Among the various tools for manipulating the data structures, we provide a way to exaggerate or de-emphasize rhythmic features by the use of non-linear (power-law) compression and expansion. This technique applies most effectively to deviation and accent data, where subtle expressive features may be either softened or enhanced via a continuous controller.

The richness of control over many meaningful musical quantities distinguishes our representation from those in more common usage, such as music notation programs, sequencers, and drum machines. In addition, as mentioned above, the representation supports creative applications in improvised performance with electronic instruments.

4 Future Work

We intend to use our implementation to collect rhythmic data from musicians for analysis, and to develop hypotheses and models of rhythm cognition. Although we will not go into the details here, we have also begun to employ probabilistic processes to construct a useful preliminary representation of rhythmic improvisation. If used wisely and in conjunction with careful treatment of other parameters, these controlled random processes can yield musically interesting output. Lastly, we have begun to develop more sophisticated Players that incorporate ideas about the body, kinesthetics, and embodied cognition [13].


[1] Bilmes, J. 1993. Timing is of the Essence: Perceptual and Computational Techniques for Representing, Learning, and Reproducing Expressive Timing in Percussive Rhythm. Masters' thesis, Massachusetts Institute of Technology.

[2] Clynes, M. and J. Walker, 1982. "Neurobiologic Functions of Rhythm, Time and Pulse in Music," In Clynes, M., Editor, Music, Mind, and Brain. New York: Plenum Press, pp. 171-216.

[3] Desain, P. and H. Honing, 1996. "Physical Motion as a Metaphor for Timing in Music: The Final Ritard," In Proc. ICMC, Hong Kong, pp. 458-460.

[4] Fraisse, P. 1982. "Rhythm and Tempo," In Deutsch, D., Editor, The Psychology of Music, New York: Academic Press, pp. 149-180.

[5] Honing, H. 1993. "Issues in the representation of time and structure in music," Contemporary Music Review 9, pp. 221-239.

[6] Lerdahl, F. and R. Jackendoff, 1983. A Generative Theory of Tonal Music. Cambridge: MIT Press.

[7] Longuet-Higgins, H. and C. Lee, 1982. "The Perception of Musical Rhythms," Perception, Volume 11, pp. 115-128.

[8] Longuet-Higgins, H. and C. Lee, 1984. "The Rhythmic Interpretation of Monophonic Music," Music Perception, Volume 1, Number 4, pp. 424-441.

[9] Puckette, M., 1991. "Combining Event and Signal Processing in the MAX Graphical Programming Environment," Computer Music Journal, Volume 15, Number 3, pp. 58-67.

[10] Repp, B., 1990. "Patterns of Expressive Timing In Performances of a Beethoven Minuet by Nineteen Famous Pianists," JASA Volume 88, pp. 622-641.

[11] Southern, E., 1983. The Music of Black Americans.
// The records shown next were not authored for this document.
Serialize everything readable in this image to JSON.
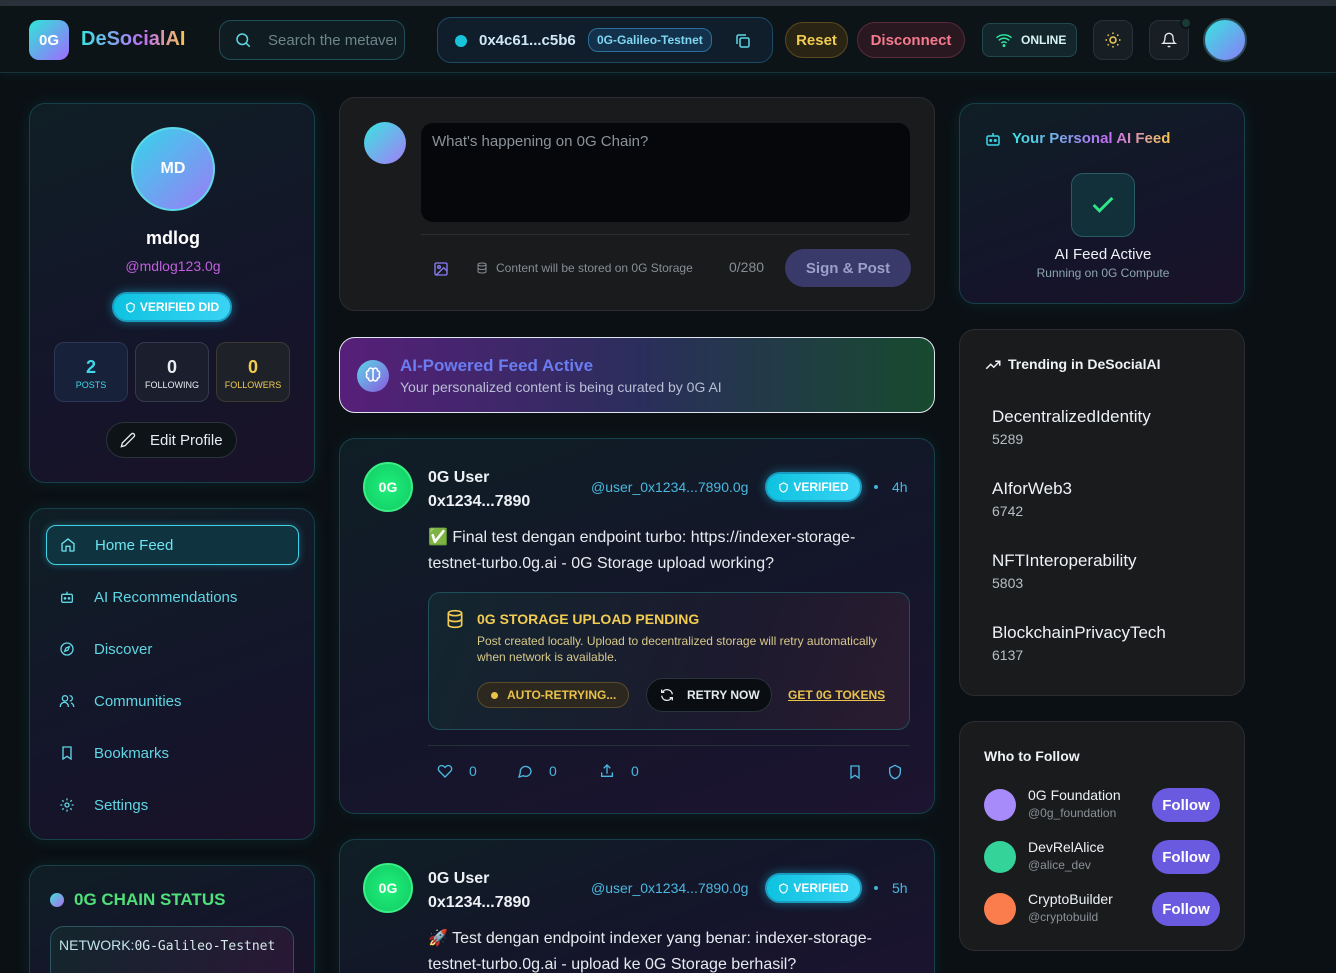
{
  "app": {
    "logo_badge": "0G",
    "name": "DeSocialAI"
  },
  "header": {
    "search_placeholder": "Search the metaverse...",
    "wallet_address": "0x4c61...c5b6",
    "network": "0G-Galileo-Testnet",
    "reset_label": "Reset",
    "disconnect_label": "Disconnect",
    "status_label": "ONLINE"
  },
  "profile": {
    "initials": "MD",
    "name": "mdlog",
    "handle": "@mdlog123.0g",
    "verified_label": "VERIFIED DID",
    "stats": {
      "posts": {
        "value": "2",
        "label": "POSTS"
      },
      "following": {
        "value": "0",
        "label": "FOLLOWING"
      },
      "followers": {
        "value": "0",
        "label": "FOLLOWERS"
      }
    },
    "edit_label": "Edit Profile"
  },
  "nav": {
    "items": [
      {
        "label": "Home Feed",
        "icon": "home-icon",
        "active": true
      },
      {
        "label": "AI Recommendations",
        "icon": "bot-icon"
      },
      {
        "label": "Discover",
        "icon": "compass-icon"
      },
      {
        "label": "Communities",
        "icon": "users-icon"
      },
      {
        "label": "Bookmarks",
        "icon": "bookmark-icon"
      },
      {
        "label": "Settings",
        "icon": "gear-icon"
      }
    ]
  },
  "chain_status": {
    "title": "0G CHAIN STATUS",
    "network_label": "NETWORK:",
    "network_value": "0G-Galileo-Testnet"
  },
  "composer": {
    "placeholder": "What's happening on 0G Chain?",
    "storage_note": "Content will be stored on 0G Storage",
    "counter": "0/280",
    "post_label": "Sign & Post"
  },
  "ai_banner": {
    "title": "AI-Powered Feed Active",
    "subtitle": "Your personalized content is being curated by 0G AI"
  },
  "posts": [
    {
      "avatar": "0G",
      "author": "0G User 0x1234...7890",
      "handle": "@user_0x1234...7890.0g",
      "verified_label": "VERIFIED",
      "time": "4h",
      "body": "✅ Final test dengan endpoint turbo: https://indexer-storage-testnet-turbo.0g.ai - 0G Storage upload working?",
      "storage": {
        "title": "0G STORAGE UPLOAD PENDING",
        "desc": "Post created locally. Upload to decentralized storage will retry automatically when network is available.",
        "auto_retry_label": "AUTO-RETRYING...",
        "retry_now_label": "RETRY NOW",
        "get_tokens_label": "GET 0G TOKENS"
      },
      "likes": "0",
      "comments": "0",
      "shares": "0"
    },
    {
      "avatar": "0G",
      "author": "0G User 0x1234...7890",
      "handle": "@user_0x1234...7890.0g",
      "verified_label": "VERIFIED",
      "time": "5h",
      "body": "🚀 Test dengan endpoint indexer yang benar: indexer-storage-testnet-turbo.0g.ai - upload ke 0G Storage berhasil?"
    }
  ],
  "ai_feed": {
    "title": "Your Personal AI Feed",
    "status": "AI Feed Active",
    "sub": "Running on 0G Compute"
  },
  "trending": {
    "title": "Trending in DeSocialAI",
    "items": [
      {
        "tag": "DecentralizedIdentity",
        "count": "5289"
      },
      {
        "tag": "AIforWeb3",
        "count": "6742"
      },
      {
        "tag": "NFTInteroperability",
        "count": "5803"
      },
      {
        "tag": "BlockchainPrivacyTech",
        "count": "6137"
      }
    ]
  },
  "who_to_follow": {
    "title": "Who to Follow",
    "follow_label": "Follow",
    "users": [
      {
        "name": "0G Foundation",
        "handle": "@0g_foundation",
        "color": "#a78bfa"
      },
      {
        "name": "DevRelAlice",
        "handle": "@alice_dev",
        "color": "#34d399"
      },
      {
        "name": "CryptoBuilder",
        "handle": "@cryptobuild",
        "color": "#fb7c4c"
      }
    ]
  },
  "colors": {
    "accent_cyan": "#3fd7e9",
    "accent_purple": "#6a5ae0",
    "warning_yellow": "#f2cc52",
    "danger_pink": "#f57a8e"
  }
}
New York: W. W. Norton & Co.

[12] Todd, N., 1989. "Towards a Cognitive Theory of Expression: The Performance and Perception of Rubato," CMR Volume 4, pp. 405--416.

[13] Varela, F., E. Thompson, and E. Rosch, 1991. The Embodied Mind: Cognitive Science and Human Experience. Cambridge, MIT Press.

[14] Wilson, O., 1974. "The Significance of the Relationship between Afro-American Music and West-African Music," in The Black Perspective in Music 2, pp. 3-22.